FORMER Chief Justice Renato C. Corona was preparing to clear his name and reclaim his seat in the Supreme Court when he succumbed to cardiac arrest early Friday morning, April 29. He was the only Chief Justice ever to be impeached.

With his untimely death, his plan to vindicate himself also comes to an end.

Justice Corona was appointed chief justice by President Gloria Macapagal Arroyo on May 12, 2010, after the retirement of Chief Justice Renato Puno. A suit was brought before the Supreme Court as the Constitution bans presidential appointments two months before the election up to the end of her term. But the Supreme Court ruled that the ban does not cover the judiciary.

President Aquino was elected in that election and, instead of following the tradition of being sworn in by the chief justice, he chose to be sworn in on June 30, 2010, by Associate Justice Conchita Carpio Morales, who had dissented in the Supreme Court ruling. Months later, in December, 2011, the House of Representatives approved an impeachment complaint with eight articles – later reduced to three – against Corona. The Senate on May 29, 2012, voted for conviction on the first article – that Corona failed to disclose to the public his Statement of Assets, Liabilities, and Networth (SALN), in Betrayal of Public Trust and/or Culpable Violation of the Constitution. The Senate then decided not to pursue voting on the two other articles of impeachment.

It was charged by opposition quarters at the time that funds from the Priority Development Assistance Fund (PDAF) and the Disbursement Acceleration Program (DAP) figured in the impeachment case, but that has never been established. Chief Justice Corona was preparing to do this as soon as the next administration assumed office, when he died.

It is difficult to say how successful he would have been if he lived to carry out his plan. It would have been one of the livelier issues that some opposition quarters were threatening to raise against some administration figures.

The case must now be set aside.

For now, the nation can only honor him on his death. The Supreme Court lowered its flag to half-mast and several officials cited his record of service to the nation, notably in legal education and upholding the rule of law.

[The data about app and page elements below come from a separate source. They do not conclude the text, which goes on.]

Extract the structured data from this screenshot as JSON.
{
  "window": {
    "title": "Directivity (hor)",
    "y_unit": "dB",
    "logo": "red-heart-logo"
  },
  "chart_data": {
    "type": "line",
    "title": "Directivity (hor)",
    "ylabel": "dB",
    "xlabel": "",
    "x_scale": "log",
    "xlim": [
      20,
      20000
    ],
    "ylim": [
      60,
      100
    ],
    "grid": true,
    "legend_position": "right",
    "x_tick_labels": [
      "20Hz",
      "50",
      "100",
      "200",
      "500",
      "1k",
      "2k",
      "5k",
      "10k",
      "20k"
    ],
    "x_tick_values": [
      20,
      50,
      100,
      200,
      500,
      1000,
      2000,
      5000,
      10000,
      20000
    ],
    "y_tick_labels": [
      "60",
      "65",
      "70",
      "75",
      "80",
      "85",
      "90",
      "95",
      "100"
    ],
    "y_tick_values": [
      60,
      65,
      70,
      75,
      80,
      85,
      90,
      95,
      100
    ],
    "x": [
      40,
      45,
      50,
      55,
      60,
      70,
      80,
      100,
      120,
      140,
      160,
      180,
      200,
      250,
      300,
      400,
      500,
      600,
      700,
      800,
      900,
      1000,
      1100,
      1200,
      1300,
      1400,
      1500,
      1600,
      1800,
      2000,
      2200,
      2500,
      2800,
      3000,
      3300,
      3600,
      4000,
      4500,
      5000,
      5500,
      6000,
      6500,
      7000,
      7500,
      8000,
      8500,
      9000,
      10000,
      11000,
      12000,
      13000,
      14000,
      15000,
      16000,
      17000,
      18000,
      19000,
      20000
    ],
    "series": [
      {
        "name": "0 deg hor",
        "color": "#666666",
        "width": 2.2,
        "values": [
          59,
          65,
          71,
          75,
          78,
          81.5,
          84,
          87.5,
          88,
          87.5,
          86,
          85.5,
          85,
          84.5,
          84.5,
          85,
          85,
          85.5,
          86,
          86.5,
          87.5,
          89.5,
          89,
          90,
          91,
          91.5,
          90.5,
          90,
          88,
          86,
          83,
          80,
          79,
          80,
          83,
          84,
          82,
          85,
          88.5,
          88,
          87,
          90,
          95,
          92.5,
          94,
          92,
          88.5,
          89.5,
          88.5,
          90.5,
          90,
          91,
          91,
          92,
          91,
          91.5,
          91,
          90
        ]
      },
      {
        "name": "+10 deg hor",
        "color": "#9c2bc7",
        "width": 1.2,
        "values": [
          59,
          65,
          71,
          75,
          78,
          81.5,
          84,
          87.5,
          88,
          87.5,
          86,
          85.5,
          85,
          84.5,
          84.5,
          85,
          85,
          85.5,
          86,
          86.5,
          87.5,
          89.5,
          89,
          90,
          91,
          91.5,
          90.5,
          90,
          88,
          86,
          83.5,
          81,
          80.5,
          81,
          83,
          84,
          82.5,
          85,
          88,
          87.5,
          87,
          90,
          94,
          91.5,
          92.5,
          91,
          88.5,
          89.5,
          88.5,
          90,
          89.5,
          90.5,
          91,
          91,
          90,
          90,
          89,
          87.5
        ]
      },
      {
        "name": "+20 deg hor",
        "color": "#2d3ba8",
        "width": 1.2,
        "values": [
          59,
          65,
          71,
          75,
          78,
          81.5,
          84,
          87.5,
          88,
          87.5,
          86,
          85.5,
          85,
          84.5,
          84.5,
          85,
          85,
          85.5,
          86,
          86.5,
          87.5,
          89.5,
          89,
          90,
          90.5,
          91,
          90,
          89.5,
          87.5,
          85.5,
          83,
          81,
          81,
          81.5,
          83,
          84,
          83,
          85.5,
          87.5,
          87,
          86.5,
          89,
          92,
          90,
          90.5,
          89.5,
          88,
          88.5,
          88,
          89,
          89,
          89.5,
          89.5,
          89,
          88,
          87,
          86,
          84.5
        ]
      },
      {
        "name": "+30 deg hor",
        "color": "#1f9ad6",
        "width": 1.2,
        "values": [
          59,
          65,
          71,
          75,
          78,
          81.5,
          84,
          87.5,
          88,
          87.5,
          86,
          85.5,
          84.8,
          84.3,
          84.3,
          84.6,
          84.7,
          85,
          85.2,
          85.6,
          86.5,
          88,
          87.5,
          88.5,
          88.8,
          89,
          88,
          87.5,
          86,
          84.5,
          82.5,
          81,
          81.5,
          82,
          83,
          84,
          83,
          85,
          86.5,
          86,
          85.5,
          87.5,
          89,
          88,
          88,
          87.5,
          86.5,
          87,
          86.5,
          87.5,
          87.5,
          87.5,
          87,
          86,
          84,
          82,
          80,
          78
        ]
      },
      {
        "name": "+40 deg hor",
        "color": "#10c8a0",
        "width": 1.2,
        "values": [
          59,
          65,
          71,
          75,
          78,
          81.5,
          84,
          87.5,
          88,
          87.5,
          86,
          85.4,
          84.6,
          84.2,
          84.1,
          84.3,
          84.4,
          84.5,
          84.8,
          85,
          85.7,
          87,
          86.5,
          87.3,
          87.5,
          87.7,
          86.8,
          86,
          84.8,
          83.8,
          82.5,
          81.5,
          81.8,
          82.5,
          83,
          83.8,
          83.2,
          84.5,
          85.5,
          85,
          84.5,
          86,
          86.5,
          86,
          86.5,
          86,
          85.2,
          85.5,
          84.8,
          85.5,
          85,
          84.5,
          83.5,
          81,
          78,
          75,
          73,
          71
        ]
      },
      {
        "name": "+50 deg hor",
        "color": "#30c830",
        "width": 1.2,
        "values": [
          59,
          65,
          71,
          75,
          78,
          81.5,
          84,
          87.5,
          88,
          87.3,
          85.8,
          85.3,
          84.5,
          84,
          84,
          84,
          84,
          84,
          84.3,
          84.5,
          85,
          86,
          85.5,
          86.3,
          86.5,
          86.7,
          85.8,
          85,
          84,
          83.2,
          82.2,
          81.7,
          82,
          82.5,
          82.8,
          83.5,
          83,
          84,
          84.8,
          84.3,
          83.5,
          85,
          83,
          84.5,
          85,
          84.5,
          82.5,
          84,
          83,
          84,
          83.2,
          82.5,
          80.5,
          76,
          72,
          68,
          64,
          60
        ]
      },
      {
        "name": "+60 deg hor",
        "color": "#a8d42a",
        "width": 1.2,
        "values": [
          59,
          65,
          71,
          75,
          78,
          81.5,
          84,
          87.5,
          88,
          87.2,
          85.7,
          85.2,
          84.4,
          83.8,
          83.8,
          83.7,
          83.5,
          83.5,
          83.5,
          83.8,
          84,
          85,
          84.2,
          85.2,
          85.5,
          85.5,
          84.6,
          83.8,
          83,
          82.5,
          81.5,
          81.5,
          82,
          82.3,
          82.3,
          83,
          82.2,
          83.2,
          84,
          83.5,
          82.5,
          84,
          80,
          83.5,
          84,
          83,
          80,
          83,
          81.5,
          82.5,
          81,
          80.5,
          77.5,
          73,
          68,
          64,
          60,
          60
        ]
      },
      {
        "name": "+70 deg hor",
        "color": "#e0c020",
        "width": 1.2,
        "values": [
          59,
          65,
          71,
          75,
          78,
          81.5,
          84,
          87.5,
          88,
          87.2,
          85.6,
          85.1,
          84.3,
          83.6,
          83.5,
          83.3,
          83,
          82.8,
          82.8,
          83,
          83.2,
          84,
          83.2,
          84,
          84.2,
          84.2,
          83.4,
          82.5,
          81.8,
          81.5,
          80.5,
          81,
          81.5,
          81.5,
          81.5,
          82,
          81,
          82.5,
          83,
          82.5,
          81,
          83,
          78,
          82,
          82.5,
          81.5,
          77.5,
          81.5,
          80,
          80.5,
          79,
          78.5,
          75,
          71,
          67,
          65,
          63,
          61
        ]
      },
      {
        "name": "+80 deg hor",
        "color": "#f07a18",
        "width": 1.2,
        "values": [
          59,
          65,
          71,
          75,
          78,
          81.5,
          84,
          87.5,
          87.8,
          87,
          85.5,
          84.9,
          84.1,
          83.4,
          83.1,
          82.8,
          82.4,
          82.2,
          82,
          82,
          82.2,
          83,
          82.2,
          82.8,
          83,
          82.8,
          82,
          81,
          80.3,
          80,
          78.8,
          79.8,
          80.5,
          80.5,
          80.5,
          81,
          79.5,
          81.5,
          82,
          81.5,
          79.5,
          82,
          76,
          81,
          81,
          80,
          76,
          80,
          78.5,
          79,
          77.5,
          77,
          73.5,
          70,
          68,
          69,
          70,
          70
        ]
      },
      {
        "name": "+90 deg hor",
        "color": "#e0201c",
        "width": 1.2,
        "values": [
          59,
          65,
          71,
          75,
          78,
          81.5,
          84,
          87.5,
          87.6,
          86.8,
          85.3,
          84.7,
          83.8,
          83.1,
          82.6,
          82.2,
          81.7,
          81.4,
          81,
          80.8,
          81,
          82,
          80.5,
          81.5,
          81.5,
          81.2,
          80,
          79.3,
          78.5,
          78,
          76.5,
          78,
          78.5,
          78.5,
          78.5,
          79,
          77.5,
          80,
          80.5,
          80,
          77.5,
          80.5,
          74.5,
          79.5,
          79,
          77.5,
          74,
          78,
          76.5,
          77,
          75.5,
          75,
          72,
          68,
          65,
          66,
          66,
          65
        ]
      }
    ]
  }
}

Malacañang has extended its condolences to the Corona family. We join in paying him tribute.